## [Description of the task]
Among the entries below, how many lines have the word "data"? Answer only with the number.

## [Records shown]
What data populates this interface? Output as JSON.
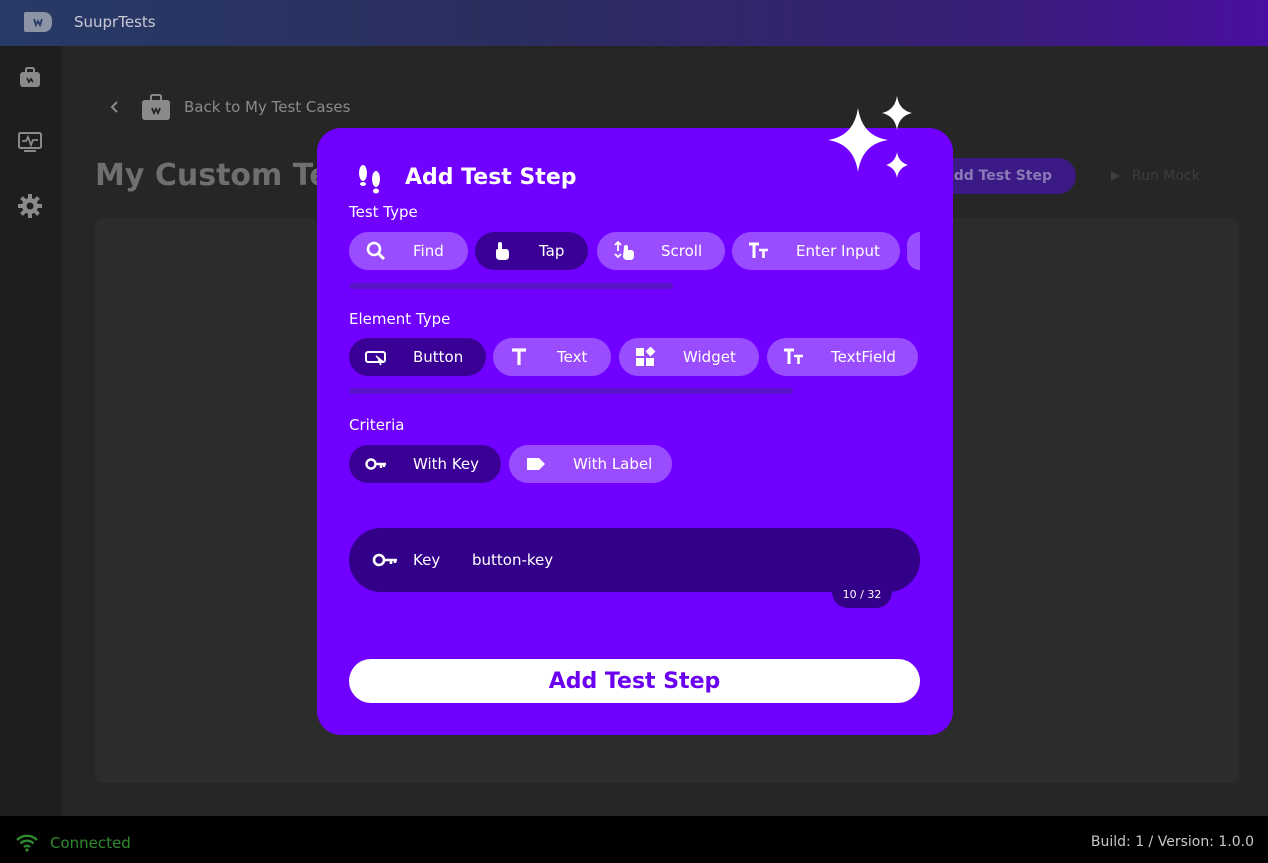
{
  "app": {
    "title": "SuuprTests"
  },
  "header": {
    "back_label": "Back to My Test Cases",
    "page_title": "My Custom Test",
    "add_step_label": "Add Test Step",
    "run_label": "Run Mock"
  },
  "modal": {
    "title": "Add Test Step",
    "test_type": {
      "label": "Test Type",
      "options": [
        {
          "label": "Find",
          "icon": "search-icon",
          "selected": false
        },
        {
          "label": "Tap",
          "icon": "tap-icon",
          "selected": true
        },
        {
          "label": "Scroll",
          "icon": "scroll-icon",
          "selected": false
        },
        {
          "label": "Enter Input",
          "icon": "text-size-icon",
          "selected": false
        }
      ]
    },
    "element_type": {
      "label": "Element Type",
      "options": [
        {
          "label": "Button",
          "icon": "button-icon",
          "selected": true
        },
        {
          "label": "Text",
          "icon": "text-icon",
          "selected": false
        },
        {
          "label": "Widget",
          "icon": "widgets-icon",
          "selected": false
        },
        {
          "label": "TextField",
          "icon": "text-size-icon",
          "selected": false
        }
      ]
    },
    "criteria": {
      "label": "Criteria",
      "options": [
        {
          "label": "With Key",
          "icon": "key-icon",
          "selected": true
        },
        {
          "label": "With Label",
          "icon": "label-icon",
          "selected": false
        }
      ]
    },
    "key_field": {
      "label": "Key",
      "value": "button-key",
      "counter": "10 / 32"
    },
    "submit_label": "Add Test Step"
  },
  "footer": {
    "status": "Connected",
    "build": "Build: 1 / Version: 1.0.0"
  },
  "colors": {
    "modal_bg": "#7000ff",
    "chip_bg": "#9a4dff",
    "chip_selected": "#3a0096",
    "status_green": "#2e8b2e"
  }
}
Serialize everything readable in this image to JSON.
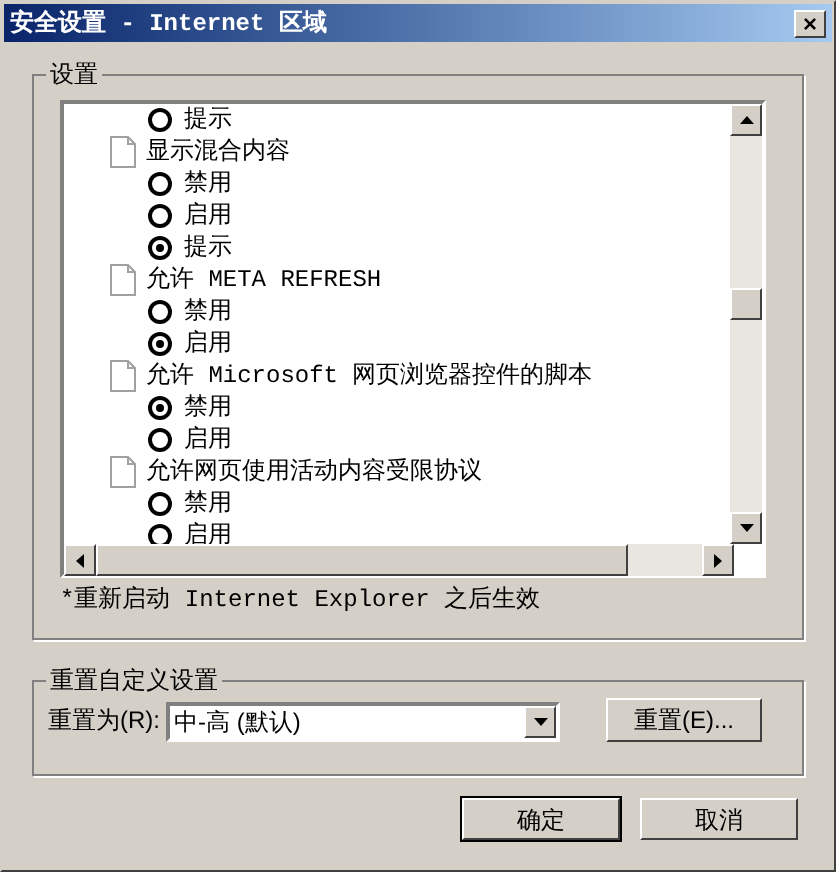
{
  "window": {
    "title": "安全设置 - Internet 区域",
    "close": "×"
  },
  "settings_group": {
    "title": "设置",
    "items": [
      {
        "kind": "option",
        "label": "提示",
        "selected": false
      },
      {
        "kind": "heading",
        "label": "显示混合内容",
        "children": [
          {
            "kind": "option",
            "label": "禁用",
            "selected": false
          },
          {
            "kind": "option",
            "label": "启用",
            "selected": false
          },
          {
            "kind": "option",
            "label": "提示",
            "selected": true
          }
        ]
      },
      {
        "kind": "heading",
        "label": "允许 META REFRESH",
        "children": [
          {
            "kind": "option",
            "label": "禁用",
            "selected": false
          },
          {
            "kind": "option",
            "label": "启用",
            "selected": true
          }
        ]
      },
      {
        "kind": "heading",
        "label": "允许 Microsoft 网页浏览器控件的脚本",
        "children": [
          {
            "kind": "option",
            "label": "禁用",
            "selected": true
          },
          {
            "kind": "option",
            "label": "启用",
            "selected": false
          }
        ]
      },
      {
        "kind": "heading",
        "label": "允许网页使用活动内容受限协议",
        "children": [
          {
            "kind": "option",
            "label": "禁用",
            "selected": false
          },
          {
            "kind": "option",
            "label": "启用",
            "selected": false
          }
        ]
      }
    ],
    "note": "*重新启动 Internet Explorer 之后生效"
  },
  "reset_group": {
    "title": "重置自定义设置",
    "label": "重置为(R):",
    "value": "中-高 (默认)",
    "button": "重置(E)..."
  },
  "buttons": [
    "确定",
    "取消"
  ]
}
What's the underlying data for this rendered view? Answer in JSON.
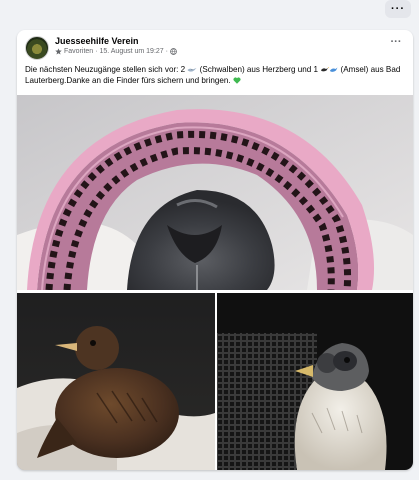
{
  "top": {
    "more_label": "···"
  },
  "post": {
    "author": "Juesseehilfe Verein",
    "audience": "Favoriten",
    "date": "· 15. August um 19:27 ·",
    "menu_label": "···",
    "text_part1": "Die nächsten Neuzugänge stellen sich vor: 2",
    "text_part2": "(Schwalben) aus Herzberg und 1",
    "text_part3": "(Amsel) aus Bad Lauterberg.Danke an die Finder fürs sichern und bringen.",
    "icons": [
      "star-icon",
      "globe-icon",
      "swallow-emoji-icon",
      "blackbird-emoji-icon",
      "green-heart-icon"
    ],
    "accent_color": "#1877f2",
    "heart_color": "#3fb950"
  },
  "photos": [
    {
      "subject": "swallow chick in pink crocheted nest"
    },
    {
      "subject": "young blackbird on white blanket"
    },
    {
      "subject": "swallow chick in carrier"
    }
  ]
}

## [Finished task]
2